Given data =>
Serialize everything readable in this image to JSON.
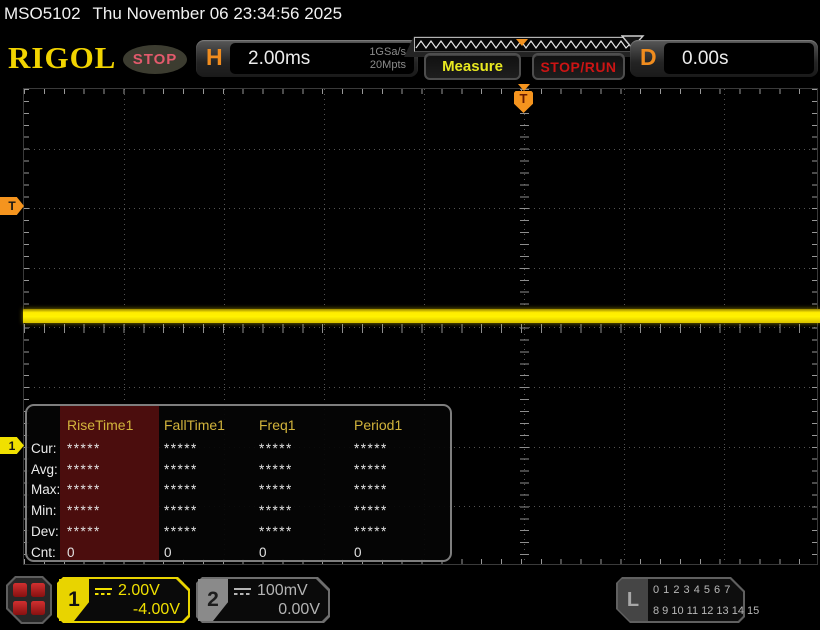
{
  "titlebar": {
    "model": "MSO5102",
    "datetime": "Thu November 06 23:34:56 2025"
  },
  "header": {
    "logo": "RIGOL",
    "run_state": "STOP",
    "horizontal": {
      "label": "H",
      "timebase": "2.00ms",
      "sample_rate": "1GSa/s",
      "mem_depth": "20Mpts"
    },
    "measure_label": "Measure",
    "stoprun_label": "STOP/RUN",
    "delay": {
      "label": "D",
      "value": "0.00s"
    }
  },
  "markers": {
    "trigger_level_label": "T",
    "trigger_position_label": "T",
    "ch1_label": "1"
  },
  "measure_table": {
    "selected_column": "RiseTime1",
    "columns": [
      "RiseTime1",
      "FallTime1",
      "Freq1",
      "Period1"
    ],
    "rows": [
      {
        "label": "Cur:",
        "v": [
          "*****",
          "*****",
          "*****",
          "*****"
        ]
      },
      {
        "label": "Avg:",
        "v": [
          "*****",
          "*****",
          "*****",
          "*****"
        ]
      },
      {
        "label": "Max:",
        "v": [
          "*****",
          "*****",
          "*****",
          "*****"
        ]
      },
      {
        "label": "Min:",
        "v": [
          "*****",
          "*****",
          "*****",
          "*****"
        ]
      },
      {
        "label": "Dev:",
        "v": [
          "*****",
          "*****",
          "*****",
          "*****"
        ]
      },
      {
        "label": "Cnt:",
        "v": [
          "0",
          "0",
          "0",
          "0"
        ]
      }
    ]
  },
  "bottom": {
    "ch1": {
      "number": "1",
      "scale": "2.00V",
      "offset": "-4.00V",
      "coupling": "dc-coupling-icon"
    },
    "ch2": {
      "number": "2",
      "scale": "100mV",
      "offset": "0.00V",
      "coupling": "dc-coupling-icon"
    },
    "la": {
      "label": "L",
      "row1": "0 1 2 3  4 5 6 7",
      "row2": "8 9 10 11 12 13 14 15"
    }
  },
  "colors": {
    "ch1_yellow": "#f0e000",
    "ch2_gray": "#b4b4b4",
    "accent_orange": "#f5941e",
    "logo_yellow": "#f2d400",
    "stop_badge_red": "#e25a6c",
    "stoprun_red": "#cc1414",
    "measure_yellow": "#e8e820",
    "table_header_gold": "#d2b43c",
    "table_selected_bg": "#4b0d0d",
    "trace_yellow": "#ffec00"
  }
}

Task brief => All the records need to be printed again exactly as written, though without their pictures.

Task output =>
Serialize everything readable in this image to JSON.
{
  "titlebar": {
    "model": "MSO5102",
    "datetime": "Thu November 06 23:34:56 2025"
  },
  "header": {
    "logo": "RIGOL",
    "run_state": "STOP",
    "horizontal": {
      "label": "H",
      "timebase": "2.00ms",
      "sample_rate": "1GSa/s",
      "mem_depth": "20Mpts"
    },
    "measure_label": "Measure",
    "stoprun_label": "STOP/RUN",
    "delay": {
      "label": "D",
      "value": "0.00s"
    }
  },
  "markers": {
    "trigger_level_label": "T",
    "trigger_position_label": "T",
    "ch1_label": "1"
  },
  "measure_table": {
    "selected_column": "RiseTime1",
    "columns": [
      "RiseTime1",
      "FallTime1",
      "Freq1",
      "Period1"
    ],
    "rows": [
      {
        "label": "Cur:",
        "v": [
          "*****",
          "*****",
          "*****",
          "*****"
        ]
      },
      {
        "label": "Avg:",
        "v": [
          "*****",
          "*****",
          "*****",
          "*****"
        ]
      },
      {
        "label": "Max:",
        "v": [
          "*****",
          "*****",
          "*****",
          "*****"
        ]
      },
      {
        "label": "Min:",
        "v": [
          "*****",
          "*****",
          "*****",
          "*****"
        ]
      },
      {
        "label": "Dev:",
        "v": [
          "*****",
          "*****",
          "*****",
          "*****"
        ]
      },
      {
        "label": "Cnt:",
        "v": [
          "0",
          "0",
          "0",
          "0"
        ]
      }
    ]
  },
  "bottom": {
    "ch1": {
      "number": "1",
      "scale": "2.00V",
      "offset": "-4.00V",
      "coupling": "dc-coupling-icon"
    },
    "ch2": {
      "number": "2",
      "scale": "100mV",
      "offset": "0.00V",
      "coupling": "dc-coupling-icon"
    },
    "la": {
      "label": "L",
      "row1": "0 1 2 3  4 5 6 7",
      "row2": "8 9 10 11 12 13 14 15"
    }
  },
  "colors": {
    "ch1_yellow": "#f0e000",
    "ch2_gray": "#b4b4b4",
    "accent_orange": "#f5941e",
    "logo_yellow": "#f2d400",
    "stop_badge_red": "#e25a6c",
    "stoprun_red": "#cc1414",
    "measure_yellow": "#e8e820",
    "table_header_gold": "#d2b43c",
    "table_selected_bg": "#4b0d0d",
    "trace_yellow": "#ffec00"
  }
}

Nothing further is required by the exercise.